» **Source material**

################

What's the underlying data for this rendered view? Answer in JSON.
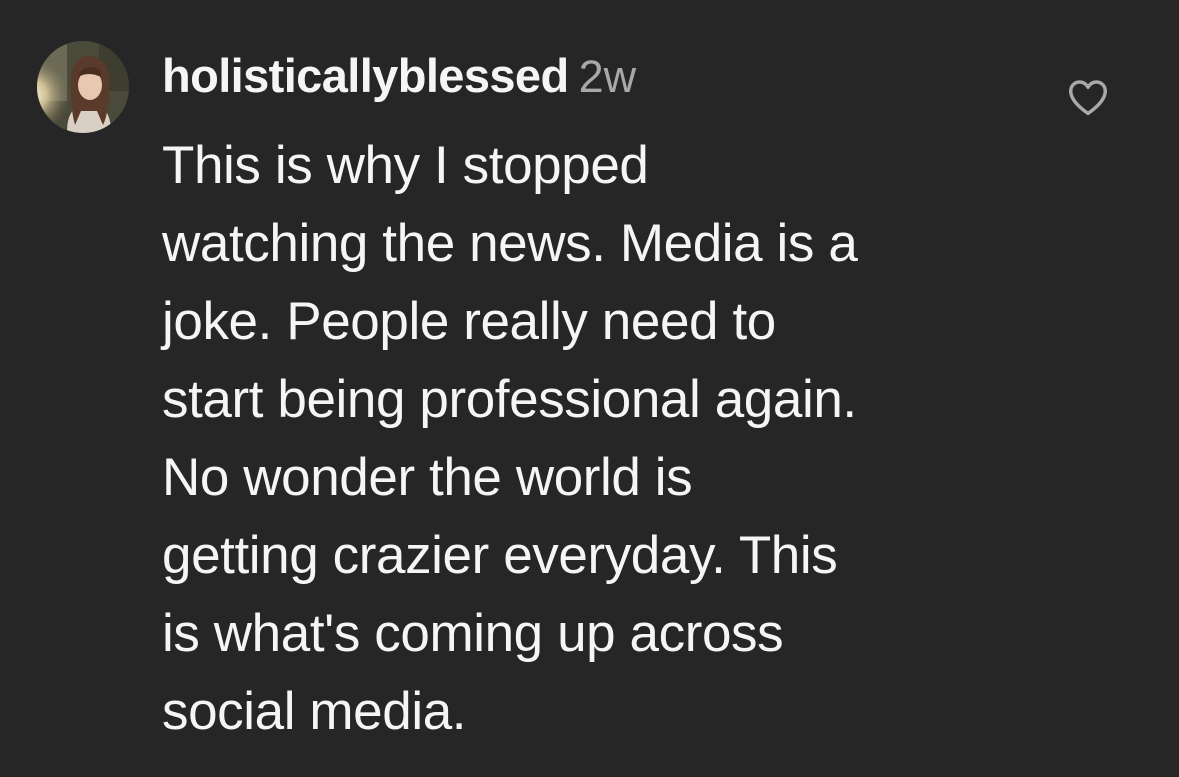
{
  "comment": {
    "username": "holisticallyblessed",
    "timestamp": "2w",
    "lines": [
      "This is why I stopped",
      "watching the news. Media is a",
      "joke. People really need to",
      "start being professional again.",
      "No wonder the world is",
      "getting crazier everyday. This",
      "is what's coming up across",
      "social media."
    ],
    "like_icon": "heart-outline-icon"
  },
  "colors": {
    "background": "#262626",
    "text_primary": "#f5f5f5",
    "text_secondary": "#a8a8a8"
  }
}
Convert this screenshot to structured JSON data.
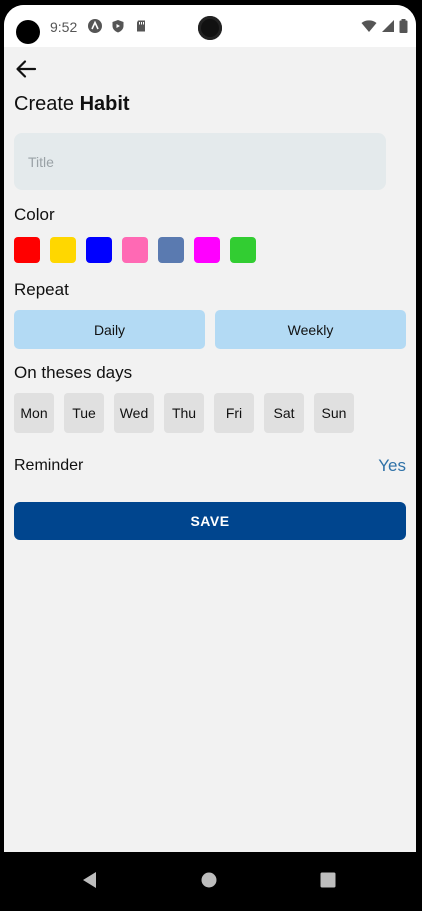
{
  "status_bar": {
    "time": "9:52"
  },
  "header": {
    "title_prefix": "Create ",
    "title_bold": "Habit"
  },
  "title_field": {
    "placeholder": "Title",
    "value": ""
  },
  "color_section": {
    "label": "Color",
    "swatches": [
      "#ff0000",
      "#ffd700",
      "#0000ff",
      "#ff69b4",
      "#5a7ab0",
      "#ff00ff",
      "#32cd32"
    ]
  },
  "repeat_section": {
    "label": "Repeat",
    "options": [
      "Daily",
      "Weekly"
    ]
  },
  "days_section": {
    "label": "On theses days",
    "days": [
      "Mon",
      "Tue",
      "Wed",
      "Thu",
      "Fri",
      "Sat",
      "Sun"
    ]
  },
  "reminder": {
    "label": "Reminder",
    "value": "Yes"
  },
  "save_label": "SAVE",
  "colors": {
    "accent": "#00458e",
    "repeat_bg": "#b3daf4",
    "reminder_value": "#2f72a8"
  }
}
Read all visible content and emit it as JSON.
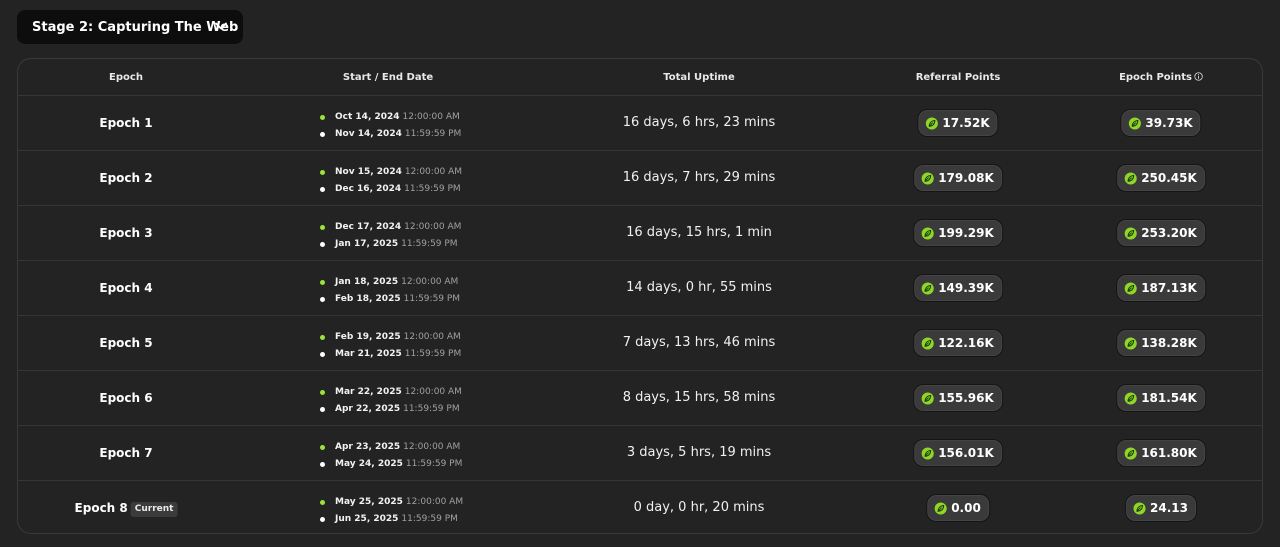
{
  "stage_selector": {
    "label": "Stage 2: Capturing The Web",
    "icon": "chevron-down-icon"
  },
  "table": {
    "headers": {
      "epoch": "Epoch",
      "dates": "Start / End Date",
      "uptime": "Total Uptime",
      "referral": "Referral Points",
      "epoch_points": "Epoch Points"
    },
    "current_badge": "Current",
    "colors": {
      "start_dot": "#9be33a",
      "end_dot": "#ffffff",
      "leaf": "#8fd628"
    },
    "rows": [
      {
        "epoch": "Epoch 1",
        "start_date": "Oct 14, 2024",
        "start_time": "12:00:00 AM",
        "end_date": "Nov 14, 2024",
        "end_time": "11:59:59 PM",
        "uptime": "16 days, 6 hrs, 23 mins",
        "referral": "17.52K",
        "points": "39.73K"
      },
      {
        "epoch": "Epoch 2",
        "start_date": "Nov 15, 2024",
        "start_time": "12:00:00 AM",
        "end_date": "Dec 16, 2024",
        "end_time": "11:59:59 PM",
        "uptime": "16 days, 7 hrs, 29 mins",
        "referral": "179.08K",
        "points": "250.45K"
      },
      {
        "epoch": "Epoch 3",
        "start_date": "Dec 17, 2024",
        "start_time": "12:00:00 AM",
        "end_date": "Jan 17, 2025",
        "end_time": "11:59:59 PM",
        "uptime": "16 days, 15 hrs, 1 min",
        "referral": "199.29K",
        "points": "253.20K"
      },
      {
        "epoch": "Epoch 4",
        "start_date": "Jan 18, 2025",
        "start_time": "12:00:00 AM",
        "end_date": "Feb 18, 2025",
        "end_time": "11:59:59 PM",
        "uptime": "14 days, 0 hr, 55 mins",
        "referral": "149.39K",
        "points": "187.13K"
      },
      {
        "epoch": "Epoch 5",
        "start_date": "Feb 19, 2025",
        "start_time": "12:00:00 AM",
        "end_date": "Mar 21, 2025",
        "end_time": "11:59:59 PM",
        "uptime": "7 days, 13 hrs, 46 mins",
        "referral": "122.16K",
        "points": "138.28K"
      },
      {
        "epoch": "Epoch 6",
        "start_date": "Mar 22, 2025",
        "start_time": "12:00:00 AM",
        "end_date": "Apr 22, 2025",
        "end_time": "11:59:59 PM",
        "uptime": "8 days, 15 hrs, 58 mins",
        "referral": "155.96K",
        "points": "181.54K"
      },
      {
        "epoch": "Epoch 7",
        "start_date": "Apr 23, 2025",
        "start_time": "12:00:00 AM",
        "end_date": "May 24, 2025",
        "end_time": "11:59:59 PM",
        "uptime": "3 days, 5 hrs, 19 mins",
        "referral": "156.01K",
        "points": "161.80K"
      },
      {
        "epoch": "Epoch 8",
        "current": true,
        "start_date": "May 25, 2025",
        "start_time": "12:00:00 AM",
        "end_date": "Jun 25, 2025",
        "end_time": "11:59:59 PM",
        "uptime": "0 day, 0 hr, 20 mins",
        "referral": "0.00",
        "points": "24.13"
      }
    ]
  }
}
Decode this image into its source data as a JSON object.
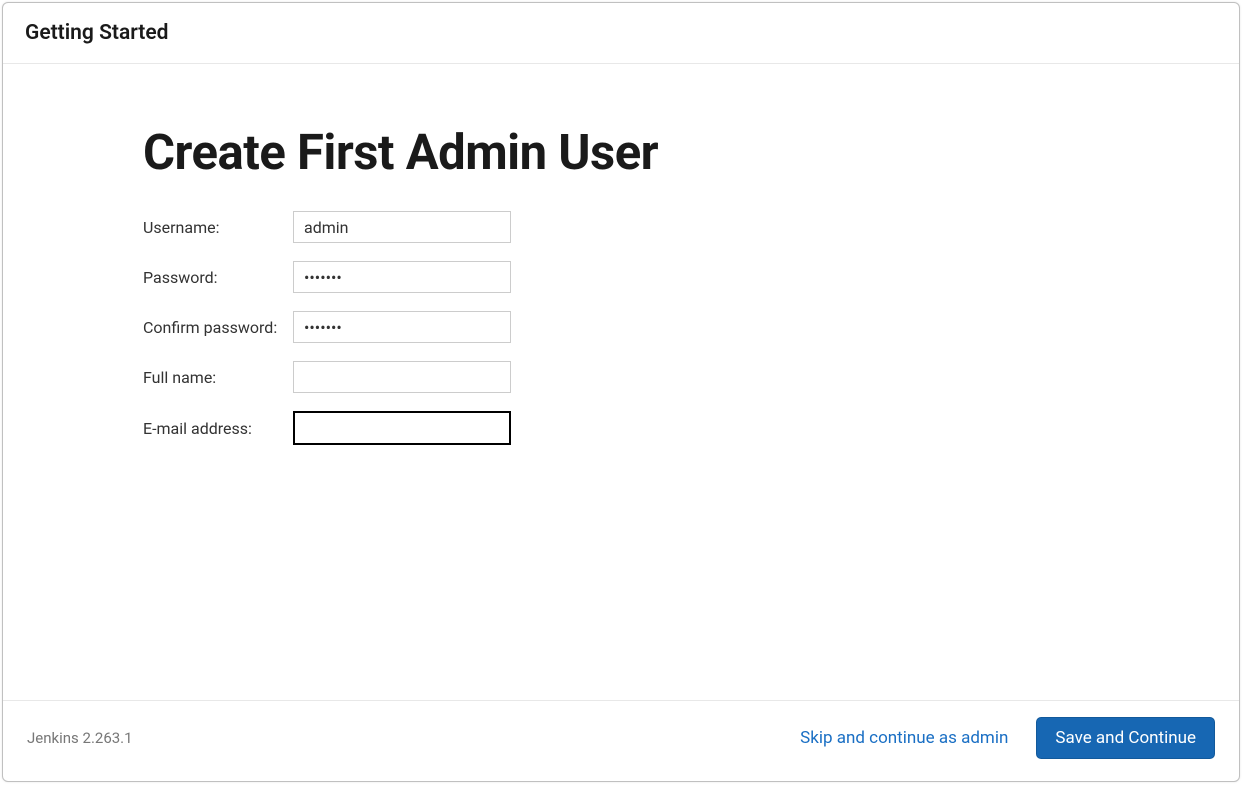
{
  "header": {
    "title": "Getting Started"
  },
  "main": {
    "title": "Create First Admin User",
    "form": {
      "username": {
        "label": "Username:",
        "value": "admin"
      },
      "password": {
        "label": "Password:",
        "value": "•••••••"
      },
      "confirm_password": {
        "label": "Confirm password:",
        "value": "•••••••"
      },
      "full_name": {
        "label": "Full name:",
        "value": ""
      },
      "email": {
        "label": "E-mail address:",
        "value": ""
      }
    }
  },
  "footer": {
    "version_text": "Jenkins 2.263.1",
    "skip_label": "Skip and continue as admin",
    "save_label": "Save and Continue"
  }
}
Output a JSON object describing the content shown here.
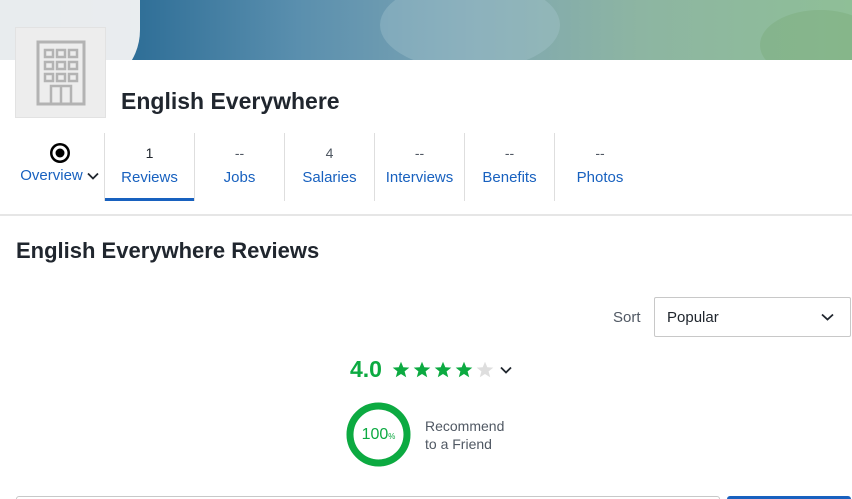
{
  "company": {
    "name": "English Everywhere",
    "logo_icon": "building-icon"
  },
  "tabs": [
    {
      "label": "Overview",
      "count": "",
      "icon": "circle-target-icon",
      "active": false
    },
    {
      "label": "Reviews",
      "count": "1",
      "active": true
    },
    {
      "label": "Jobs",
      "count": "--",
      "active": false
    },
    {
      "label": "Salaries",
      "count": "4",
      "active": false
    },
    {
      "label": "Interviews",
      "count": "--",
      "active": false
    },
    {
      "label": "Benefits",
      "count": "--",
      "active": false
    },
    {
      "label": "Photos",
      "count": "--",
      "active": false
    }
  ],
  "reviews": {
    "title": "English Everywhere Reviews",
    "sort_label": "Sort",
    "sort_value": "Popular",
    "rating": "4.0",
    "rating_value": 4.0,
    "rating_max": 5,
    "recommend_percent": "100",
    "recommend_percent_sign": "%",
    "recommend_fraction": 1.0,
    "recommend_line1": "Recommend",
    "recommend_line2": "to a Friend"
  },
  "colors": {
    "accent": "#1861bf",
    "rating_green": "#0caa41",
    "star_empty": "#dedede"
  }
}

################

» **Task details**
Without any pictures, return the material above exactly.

» **Your solution**
What's the underlying data for this rendered view? Answer in JSON.
{
  "comment": {
    "username": "holisticallyblessed",
    "timestamp": "2w",
    "lines": [
      "This is why I stopped",
      "watching the news. Media is a",
      "joke. People really need to",
      "start being professional again.",
      "No wonder the world is",
      "getting crazier everyday. This",
      "is what's coming up across",
      "social media."
    ],
    "like_icon": "heart-outline-icon"
  },
  "colors": {
    "background": "#262626",
    "text_primary": "#f5f5f5",
    "text_secondary": "#a8a8a8"
  }
}
Convert this screenshot to structured JSON data.
{
  "status_bar": {
    "time": "9:52"
  },
  "header": {
    "title_prefix": "Create ",
    "title_bold": "Habit"
  },
  "title_field": {
    "placeholder": "Title",
    "value": ""
  },
  "color_section": {
    "label": "Color",
    "swatches": [
      "#ff0000",
      "#ffd700",
      "#0000ff",
      "#ff69b4",
      "#5a7ab0",
      "#ff00ff",
      "#32cd32"
    ]
  },
  "repeat_section": {
    "label": "Repeat",
    "options": [
      "Daily",
      "Weekly"
    ]
  },
  "days_section": {
    "label": "On theses days",
    "days": [
      "Mon",
      "Tue",
      "Wed",
      "Thu",
      "Fri",
      "Sat",
      "Sun"
    ]
  },
  "reminder": {
    "label": "Reminder",
    "value": "Yes"
  },
  "save_label": "SAVE",
  "colors": {
    "accent": "#00458e",
    "repeat_bg": "#b3daf4",
    "reminder_value": "#2f72a8"
  }
}
Read all visible content and emit it as JSON.
{
  "stage_selector": {
    "label": "Stage 2: Capturing The Web",
    "icon": "chevron-down-icon"
  },
  "table": {
    "headers": {
      "epoch": "Epoch",
      "dates": "Start / End Date",
      "uptime": "Total Uptime",
      "referral": "Referral Points",
      "epoch_points": "Epoch Points"
    },
    "current_badge": "Current",
    "colors": {
      "start_dot": "#9be33a",
      "end_dot": "#ffffff",
      "leaf": "#8fd628"
    },
    "rows": [
      {
        "epoch": "Epoch 1",
        "start_date": "Oct 14, 2024",
        "start_time": "12:00:00 AM",
        "end_date": "Nov 14, 2024",
        "end_time": "11:59:59 PM",
        "uptime": "16 days, 6 hrs, 23 mins",
        "referral": "17.52K",
        "points": "39.73K"
      },
      {
        "epoch": "Epoch 2",
        "start_date": "Nov 15, 2024",
        "start_time": "12:00:00 AM",
        "end_date": "Dec 16, 2024",
        "end_time": "11:59:59 PM",
        "uptime": "16 days, 7 hrs, 29 mins",
        "referral": "179.08K",
        "points": "250.45K"
      },
      {
        "epoch": "Epoch 3",
        "start_date": "Dec 17, 2024",
        "start_time": "12:00:00 AM",
        "end_date": "Jan 17, 2025",
        "end_time": "11:59:59 PM",
        "uptime": "16 days, 15 hrs, 1 min",
        "referral": "199.29K",
        "points": "253.20K"
      },
      {
        "epoch": "Epoch 4",
        "start_date": "Jan 18, 2025",
        "start_time": "12:00:00 AM",
        "end_date": "Feb 18, 2025",
        "end_time": "11:59:59 PM",
        "uptime": "14 days, 0 hr, 55 mins",
        "referral": "149.39K",
        "points": "187.13K"
      },
      {
        "epoch": "Epoch 5",
        "start_date": "Feb 19, 2025",
        "start_time": "12:00:00 AM",
        "end_date": "Mar 21, 2025",
        "end_time": "11:59:59 PM",
        "uptime": "7 days, 13 hrs, 46 mins",
        "referral": "122.16K",
        "points": "138.28K"
      },
      {
        "epoch": "Epoch 6",
        "start_date": "Mar 22, 2025",
        "start_time": "12:00:00 AM",
        "end_date": "Apr 22, 2025",
        "end_time": "11:59:59 PM",
        "uptime": "8 days, 15 hrs, 58 mins",
        "referral": "155.96K",
        "points": "181.54K"
      },
      {
        "epoch": "Epoch 7",
        "start_date": "Apr 23, 2025",
        "start_time": "12:00:00 AM",
        "end_date": "May 24, 2025",
        "end_time": "11:59:59 PM",
        "uptime": "3 days, 5 hrs, 19 mins",
        "referral": "156.01K",
        "points": "161.80K"
      },
      {
        "epoch": "Epoch 8",
        "current": true,
        "start_date": "May 25, 2025",
        "start_time": "12:00:00 AM",
        "end_date": "Jun 25, 2025",
        "end_time": "11:59:59 PM",
        "uptime": "0 day, 0 hr, 20 mins",
        "referral": "0.00",
        "points": "24.13"
      }
    ]
  }
}
Decode this image into its source data as a JSON object.
{
  "header": {
    "title": "Getting Started"
  },
  "main": {
    "title": "Create First Admin User",
    "form": {
      "username": {
        "label": "Username:",
        "value": "admin"
      },
      "password": {
        "label": "Password:",
        "value": "•••••••"
      },
      "confirm_password": {
        "label": "Confirm password:",
        "value": "•••••••"
      },
      "full_name": {
        "label": "Full name:",
        "value": ""
      },
      "email": {
        "label": "E-mail address:",
        "value": ""
      }
    }
  },
  "footer": {
    "version_text": "Jenkins 2.263.1",
    "skip_label": "Skip and continue as admin",
    "save_label": "Save and Continue"
  }
}
Output a JSON object describing the content shown here.
{
  "company": {
    "name": "English Everywhere",
    "logo_icon": "building-icon"
  },
  "tabs": [
    {
      "label": "Overview",
      "count": "",
      "icon": "circle-target-icon",
      "active": false
    },
    {
      "label": "Reviews",
      "count": "1",
      "active": true
    },
    {
      "label": "Jobs",
      "count": "--",
      "active": false
    },
    {
      "label": "Salaries",
      "count": "4",
      "active": false
    },
    {
      "label": "Interviews",
      "count": "--",
      "active": false
    },
    {
      "label": "Benefits",
      "count": "--",
      "active": false
    },
    {
      "label": "Photos",
      "count": "--",
      "active": false
    }
  ],
  "reviews": {
    "title": "English Everywhere Reviews",
    "sort_label": "Sort",
    "sort_value": "Popular",
    "rating": "4.0",
    "rating_value": 4.0,
    "rating_max": 5,
    "recommend_percent": "100",
    "recommend_percent_sign": "%",
    "recommend_fraction": 1.0,
    "recommend_line1": "Recommend",
    "recommend_line2": "to a Friend"
  },
  "colors": {
    "accent": "#1861bf",
    "rating_green": "#0caa41",
    "star_empty": "#dedede"
  }
}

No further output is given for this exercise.